Perry, who succeeded George W. Bush as governor, opened his campaign at the Paint Creek School where he graduated in 1968. He is unopposed for the Republican nomination in the March 12 primary.
The 51-year-old son of tenant farmers was lieutenant governor when Bush was elected president, and he assumed the governor's office.
"My fellow Texans, I have been tested," he said. "I am experienced, and I am the strong leader who can lead Texas forward for the next four years."
Perry graduated from Texas A&M University in 1972, served in the Air Force, and then returned to Haskell County where he began his political career as a Democrat. He served as a state legislator and state agriculture commissioner before his election as lieutenant governor.
In his speech, Perry cited his accomplishments in Austin, including passage of a $1.8 billion property tax cut and improvements in the criminal justice system. If elected to a full, four-year term, he said he would oppose tax increases, especially a state income tax.

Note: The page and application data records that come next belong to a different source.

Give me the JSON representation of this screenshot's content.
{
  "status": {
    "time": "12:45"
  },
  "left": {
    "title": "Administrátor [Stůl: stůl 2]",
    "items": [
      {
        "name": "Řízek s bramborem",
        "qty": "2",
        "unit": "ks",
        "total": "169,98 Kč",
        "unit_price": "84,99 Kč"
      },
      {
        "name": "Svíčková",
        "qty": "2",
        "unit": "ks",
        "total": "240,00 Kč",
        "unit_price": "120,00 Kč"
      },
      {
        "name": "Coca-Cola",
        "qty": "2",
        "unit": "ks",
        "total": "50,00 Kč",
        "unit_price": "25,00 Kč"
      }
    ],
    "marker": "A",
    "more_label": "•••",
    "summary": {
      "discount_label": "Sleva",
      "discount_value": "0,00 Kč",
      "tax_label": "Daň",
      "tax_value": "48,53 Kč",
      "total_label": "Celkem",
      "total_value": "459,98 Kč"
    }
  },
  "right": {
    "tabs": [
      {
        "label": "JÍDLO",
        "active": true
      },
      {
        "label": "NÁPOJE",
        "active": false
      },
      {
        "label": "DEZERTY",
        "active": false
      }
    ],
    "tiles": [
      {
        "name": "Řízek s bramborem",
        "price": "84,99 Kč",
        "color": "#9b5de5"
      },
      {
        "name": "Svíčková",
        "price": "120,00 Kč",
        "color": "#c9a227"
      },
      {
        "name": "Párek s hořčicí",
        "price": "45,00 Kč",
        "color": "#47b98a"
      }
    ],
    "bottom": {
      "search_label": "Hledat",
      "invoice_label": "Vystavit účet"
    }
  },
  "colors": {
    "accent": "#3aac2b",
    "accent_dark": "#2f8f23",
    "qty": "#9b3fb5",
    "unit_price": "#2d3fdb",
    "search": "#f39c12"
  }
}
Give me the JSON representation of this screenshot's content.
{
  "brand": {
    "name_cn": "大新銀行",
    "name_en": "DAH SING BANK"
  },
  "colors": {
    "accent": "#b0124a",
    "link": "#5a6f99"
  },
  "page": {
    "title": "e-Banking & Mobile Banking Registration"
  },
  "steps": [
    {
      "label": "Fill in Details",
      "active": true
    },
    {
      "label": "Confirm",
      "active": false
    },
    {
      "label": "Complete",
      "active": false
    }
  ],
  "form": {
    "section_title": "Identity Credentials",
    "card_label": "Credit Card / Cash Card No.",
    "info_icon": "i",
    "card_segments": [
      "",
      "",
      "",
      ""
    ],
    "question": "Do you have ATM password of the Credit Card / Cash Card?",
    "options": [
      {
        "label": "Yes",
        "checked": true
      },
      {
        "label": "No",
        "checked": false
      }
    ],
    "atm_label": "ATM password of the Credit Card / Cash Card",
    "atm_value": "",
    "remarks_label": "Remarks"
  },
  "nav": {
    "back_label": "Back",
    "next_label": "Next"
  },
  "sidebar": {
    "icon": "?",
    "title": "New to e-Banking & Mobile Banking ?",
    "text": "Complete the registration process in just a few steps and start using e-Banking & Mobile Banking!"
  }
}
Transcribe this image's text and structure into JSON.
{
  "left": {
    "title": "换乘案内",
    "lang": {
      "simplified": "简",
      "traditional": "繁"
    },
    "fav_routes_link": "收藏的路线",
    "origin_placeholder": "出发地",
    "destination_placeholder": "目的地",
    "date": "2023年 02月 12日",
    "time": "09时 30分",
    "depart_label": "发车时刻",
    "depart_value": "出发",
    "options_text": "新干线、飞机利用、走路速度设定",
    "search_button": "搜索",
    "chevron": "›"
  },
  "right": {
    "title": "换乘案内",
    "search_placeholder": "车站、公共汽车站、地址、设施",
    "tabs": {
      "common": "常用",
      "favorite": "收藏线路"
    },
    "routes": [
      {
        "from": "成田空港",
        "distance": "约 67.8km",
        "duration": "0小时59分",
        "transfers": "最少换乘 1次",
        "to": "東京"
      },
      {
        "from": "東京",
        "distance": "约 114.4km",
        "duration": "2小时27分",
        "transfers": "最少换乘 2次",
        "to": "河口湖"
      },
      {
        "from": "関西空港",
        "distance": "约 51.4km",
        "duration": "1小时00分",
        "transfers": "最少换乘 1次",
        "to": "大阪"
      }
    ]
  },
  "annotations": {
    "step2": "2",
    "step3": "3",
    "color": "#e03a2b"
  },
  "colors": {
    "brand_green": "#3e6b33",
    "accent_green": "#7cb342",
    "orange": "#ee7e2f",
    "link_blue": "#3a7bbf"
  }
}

On the Democratic side of the race, Laredo millionaire Tony Sanchez and former Attorney General Dan Morales are considered the front-runners for the party's gubernatorial nomination. Waxahachie businessman Bill Lyon and Houston lawyer John WorldPeace are also candidates.